About the Trainer

About the Trainer

About the Trainer

Cherie began training dogs back in 1989, after her dog, Amanda took off after another dog and she watched her get hit by a car. It became clear that she needed to seek training for herself and her beloved companion that she nearly lost. While attending dog school in a prominent Sacramento facility she quickly excelled with her on leash skills. She became a demo dog and an assistant instructor at the dog training school going to all the classes. Everyone thought she and her dog were quite the team. However, back in 1989, the primary method of dog training was the old "yank and crank". We put a collar on the dog, corrected for being wrong, and gave praise when they did it right. That was super, and no doubt on leash they were quite the team. But the instructor and Cherie had a bit of a secret, and that was that no matter what techniques they used to get off leash, Amanda would take off every time. On leash her skills were impressive, but off leash was not an option for them.

Graduate School

After three years with this company, Cherie had to take a break to pursue graduate studies, but as soon as the Boards were over (nearly 4 years later) Cherie was back on the dog training field. The change-up in philosophy was astounding. Suddenly we were talking about clickers and dolphins and how Sea World trained dolphins and whales without choke collars and equipment. Instead they used a marker based system and focused on benevolent leadership, not dominance based theories. Cherie quickly started over in this new program (without any equipment but with an ever-growing understanding of promoting what was important to Amanda and having her earn things, not expect them as a matter of right). They quickly began assisting other students as well as they were working on their own training issues. Within 4 months, she was able to take Amanda off lead after 7.5 years of Amanda taking off every time she was let off lead. What a huge difference in their life. What Cherie learned is that Amada respected the equipment, but before she had not respected Cherie.

A Change in Philosophy

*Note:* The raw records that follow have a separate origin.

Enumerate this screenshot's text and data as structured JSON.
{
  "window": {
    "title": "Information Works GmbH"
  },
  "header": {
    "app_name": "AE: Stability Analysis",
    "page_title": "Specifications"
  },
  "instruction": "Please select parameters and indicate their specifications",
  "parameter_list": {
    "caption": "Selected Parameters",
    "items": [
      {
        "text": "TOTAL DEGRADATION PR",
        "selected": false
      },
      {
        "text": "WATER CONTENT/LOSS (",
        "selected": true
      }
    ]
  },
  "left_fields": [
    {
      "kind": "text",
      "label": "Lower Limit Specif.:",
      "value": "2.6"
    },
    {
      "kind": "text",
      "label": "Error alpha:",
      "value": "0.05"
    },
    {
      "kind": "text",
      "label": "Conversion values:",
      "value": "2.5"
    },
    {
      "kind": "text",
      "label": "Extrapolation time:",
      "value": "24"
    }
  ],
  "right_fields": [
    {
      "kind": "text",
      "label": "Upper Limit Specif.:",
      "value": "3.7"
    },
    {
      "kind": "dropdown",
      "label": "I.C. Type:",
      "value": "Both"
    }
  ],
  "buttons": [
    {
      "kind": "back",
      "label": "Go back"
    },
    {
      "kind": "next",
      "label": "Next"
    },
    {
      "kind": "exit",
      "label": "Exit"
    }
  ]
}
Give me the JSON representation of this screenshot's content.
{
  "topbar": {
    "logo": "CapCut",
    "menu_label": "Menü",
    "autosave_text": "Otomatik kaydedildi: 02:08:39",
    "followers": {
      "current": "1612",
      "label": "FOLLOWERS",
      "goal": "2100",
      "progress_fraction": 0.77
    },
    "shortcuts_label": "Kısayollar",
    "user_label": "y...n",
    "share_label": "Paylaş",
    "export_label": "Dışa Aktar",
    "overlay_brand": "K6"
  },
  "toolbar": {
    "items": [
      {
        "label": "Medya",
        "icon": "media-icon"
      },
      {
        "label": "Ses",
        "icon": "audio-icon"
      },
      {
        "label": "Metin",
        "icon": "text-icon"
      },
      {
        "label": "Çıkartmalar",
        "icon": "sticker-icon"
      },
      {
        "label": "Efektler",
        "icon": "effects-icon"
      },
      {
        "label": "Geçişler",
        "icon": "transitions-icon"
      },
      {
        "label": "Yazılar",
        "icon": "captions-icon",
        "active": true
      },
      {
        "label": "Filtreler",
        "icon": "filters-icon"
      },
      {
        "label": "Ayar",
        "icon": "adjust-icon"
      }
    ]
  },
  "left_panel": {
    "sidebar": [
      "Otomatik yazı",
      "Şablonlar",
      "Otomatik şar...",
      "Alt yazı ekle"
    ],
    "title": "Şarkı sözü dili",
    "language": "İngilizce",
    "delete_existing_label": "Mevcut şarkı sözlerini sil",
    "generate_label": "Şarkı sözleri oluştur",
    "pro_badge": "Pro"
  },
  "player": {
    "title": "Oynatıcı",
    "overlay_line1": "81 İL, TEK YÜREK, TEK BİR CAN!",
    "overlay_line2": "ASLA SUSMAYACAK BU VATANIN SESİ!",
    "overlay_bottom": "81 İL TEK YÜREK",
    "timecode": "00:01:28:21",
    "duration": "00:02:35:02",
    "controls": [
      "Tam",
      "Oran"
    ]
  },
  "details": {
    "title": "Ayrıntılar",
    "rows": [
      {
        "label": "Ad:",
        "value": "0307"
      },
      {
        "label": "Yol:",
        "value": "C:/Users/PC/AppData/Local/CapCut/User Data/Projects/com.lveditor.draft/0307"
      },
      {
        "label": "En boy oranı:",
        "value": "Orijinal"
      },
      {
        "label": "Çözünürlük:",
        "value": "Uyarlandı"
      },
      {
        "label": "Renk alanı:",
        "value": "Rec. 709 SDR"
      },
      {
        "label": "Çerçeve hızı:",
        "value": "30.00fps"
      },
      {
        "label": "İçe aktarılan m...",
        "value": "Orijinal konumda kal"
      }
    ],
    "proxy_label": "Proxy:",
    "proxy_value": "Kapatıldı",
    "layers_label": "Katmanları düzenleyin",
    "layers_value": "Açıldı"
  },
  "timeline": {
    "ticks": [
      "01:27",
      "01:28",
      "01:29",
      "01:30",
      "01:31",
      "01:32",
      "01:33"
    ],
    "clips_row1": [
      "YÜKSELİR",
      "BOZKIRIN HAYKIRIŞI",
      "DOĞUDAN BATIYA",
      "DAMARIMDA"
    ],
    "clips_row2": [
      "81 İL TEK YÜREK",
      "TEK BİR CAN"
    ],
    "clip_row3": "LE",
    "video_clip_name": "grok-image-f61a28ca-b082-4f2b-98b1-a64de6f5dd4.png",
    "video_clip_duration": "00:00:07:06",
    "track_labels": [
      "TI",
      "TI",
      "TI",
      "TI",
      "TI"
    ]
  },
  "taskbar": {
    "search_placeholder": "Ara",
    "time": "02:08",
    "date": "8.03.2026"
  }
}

This led to a philosophical shift in training methodology for Cherie. While equipment can work, it can also mask problems that are best solved through smarter training methods. In 1997, she got her first well bred German Shepherd from working lines (from Jim and Julie Barnes of Wenatchee German Shepherds) and began her career in Search and Rescue. She continues to work detection dogs today. She also began competing in the sport of IPO (formerly Schutzhund). Within 18 months of starting in the sport, she and her dog had earned a Schutzhund 3 with a qualifying score for Nationals (quite an accomplishment in a pretty fast time frame!!). Since then she has titled 7 other dogs in the sport, some with only a BH, but 3 dogs to a Schutzhund 3 and one dog to a Schutzhund 2. She is currently training her next generation of competition dogs.

In her journey through that sport she encountered the old school culture of a lot of use of equipment and trained with people were extremely versed in those methods. She initially fell into that habit as that was what everyone else did. However, through time, she still remembers the lessons that Amanda taught her. She recognizes the time and place for the use of equipment and she has sought skills to master the use of all equipment in a thoughtful manner. However, she first looks at what she can do to motivate in a positive manner to get the desired results. To the degree possible and to the degree the owner is willing to put in the time, we use equipment as a last resort, since most of us want our dogs to listen to us whether we have equipment on or not, doesn't it make sense to train without it from the beginning? There can be a time and place for thoughtful use of equipment, but it should be just that, a thoughtful use, not a habitual automatic response.